[vc_row][vc_column][vc_column_text]What a wild ride 2020 has been. The anxious energy is almost palpable at this point, and many of us are waiting to take that collective sigh of relief when the clock strikes midnight on New Year’s Eve.
Because as we all know, 2020 will surely go down in history as the infamous year that we faced a global pandemic, social unrest, economic turmoil, political rivalries and one too many Zoom calls. In short, 2020 put a lot of kinks in a lot of plans — especially when it came to resolutions.
The tradition of New Year’s resolutions is an old one. Over 4,000 years old, to be precise. So it is understandable that many of us looked to 2020 with sparkling eyes full of hope for a healthier life, that new job or maybe that new romantic relationship.
But this year proved that, sometimes, we need something else to buoy us up over hard, set goals. That’s why, as we quickly approach 2021, we want to encourage the idea of intention.
Intention vs. Resolution
So what is an intention? According to the Merriam-Webster dictionary, an intention describes something one intends to do or bring about. Intentions tend to begin with our mindset about a specific area in life that we want to bring into focus.
These can be simple actions like the intention to wake up earlier, eat a vegetable with every meal or go out for a walk every day. Or it can be more complex thoughts such as the intention to be more compassionate to strangers, learn more about something that interests you or bring more self-awareness to your mental and emotional state.
Whatever the intention, just bringing it to the forefront of your thoughts is already a great place to start transforming your ideas into actions.
But what about resolutions? While resolutions aren’t inherently bad, they often don’t leave a lot of wiggle room should a person fail to complete the goal. When we look at the root of the word, ‘resolve,’ we see that a resolution is an answer to something in our lives.
Our resolutions are often answering something we think we lack — the fit body, a healthy mind, a bigger bank account, or the perfect partner. But when we ultimately fail to answer those feelings of lack, we are left disappointed and return to our old habits.
The Challenge of Intention
Just like resolutions, there are challenges to the idea of setting intentions. Intentions require us to be mindful of ourselves, look at our lives from a place of gratitude and reflect on how we either hit or missed our intentions. Plus, intentions can still carry that feeling of failing if we didn’t exactly meet our personal standards.

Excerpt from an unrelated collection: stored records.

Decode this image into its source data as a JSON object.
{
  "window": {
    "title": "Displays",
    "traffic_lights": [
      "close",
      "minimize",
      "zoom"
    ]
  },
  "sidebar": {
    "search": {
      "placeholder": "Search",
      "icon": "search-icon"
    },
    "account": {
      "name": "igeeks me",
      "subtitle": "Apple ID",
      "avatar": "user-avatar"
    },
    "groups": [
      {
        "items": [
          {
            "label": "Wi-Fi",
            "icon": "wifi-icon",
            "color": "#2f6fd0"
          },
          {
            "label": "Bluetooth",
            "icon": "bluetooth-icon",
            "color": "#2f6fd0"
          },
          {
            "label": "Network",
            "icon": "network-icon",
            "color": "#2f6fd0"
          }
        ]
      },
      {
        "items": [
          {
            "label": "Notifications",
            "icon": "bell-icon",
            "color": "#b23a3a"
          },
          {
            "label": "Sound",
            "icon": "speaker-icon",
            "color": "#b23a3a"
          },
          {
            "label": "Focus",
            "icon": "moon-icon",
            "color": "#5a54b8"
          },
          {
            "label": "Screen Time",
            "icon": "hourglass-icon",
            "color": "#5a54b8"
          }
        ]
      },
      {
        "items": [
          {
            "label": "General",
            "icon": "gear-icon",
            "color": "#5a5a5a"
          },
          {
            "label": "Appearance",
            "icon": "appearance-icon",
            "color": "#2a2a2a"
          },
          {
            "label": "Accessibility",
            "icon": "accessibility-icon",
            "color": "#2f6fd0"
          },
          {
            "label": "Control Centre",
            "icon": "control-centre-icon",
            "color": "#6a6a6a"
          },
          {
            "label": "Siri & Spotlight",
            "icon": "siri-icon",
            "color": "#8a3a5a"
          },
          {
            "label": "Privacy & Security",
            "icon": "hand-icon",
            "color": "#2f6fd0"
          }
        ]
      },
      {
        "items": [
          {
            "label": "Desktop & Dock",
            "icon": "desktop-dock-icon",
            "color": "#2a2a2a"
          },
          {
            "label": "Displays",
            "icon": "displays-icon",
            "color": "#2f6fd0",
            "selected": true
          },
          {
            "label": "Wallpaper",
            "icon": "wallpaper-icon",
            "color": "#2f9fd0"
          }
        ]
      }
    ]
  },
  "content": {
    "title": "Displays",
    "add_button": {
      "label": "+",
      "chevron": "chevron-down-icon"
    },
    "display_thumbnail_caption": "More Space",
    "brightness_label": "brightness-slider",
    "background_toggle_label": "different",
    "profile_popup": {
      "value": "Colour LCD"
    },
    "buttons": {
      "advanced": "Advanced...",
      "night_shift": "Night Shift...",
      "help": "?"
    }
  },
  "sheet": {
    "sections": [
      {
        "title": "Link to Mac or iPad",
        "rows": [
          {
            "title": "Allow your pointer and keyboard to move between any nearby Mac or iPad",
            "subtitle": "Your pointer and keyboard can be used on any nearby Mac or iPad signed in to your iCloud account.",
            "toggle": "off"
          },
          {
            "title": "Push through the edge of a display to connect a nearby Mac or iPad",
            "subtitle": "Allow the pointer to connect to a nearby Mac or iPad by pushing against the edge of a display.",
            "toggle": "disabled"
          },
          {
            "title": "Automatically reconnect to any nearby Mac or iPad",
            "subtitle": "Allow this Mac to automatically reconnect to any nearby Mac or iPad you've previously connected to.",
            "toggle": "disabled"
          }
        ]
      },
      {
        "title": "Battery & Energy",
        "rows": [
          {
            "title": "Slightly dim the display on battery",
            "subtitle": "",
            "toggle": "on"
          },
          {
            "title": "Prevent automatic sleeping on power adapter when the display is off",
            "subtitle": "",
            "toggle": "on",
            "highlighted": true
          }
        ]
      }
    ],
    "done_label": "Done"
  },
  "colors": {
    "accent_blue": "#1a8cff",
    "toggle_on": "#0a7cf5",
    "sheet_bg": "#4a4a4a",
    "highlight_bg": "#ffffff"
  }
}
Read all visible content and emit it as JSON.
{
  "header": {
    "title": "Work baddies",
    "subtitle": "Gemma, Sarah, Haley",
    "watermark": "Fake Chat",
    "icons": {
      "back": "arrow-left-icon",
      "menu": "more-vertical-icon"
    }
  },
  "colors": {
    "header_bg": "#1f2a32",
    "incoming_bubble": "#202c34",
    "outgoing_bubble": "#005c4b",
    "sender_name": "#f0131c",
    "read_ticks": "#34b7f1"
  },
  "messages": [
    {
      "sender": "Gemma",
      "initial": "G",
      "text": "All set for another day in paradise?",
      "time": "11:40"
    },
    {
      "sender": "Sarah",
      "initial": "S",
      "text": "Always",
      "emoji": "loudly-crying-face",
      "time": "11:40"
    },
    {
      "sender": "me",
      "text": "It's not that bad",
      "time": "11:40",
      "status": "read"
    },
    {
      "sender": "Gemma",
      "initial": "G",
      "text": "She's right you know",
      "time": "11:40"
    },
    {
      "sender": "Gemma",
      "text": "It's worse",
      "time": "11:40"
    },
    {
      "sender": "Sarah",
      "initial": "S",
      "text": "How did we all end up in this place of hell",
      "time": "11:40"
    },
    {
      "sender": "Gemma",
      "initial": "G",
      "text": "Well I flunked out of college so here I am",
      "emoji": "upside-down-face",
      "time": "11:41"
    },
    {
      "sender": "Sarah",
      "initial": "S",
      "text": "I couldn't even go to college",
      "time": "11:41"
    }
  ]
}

But one of the joys of setting intentions is that it can sting a little less than failing at a resolution. Simply put, we are putting as much or as little pressure on ourselves and our intentions. So if we decide to set the intention of journaling every day of the month but end up only getting to half the month, we can reflect on this and change our intention to meet better who we are now. Rather than who we wish we were. That’s why monthly intentions might just be the way to go in 2021.
Monthly Intentions Over Yearly Goals
So what will your monthly intentions look like? That is, of course, entirely up to you. But an excellent place to begin is by grabbing a journal or writing keep notes on your phone, and start thinking about how you want to shape your year.
Maybe for January, you intend to rest and relax when you feel the need. And perhaps when June comes around, you intend to volunteer at your local animal shelter. Maybe in October, you intend to read a book in a genre you wouldn’t usually choose. As you work through these intentions, you come back at the end of the month to reflect, adjust and find gratitude in the ups and downs that life will ultimately always bring.
This year, let’s all take that collective sigh of relief at midnight on New Year’s Eve and put the resolutions to bed. We deserve it. Instead, let’s find the compassion to set thoughtful intentions to create a hopeful new year of possibility. [/vc_column_text][/vc_column][/vc_row]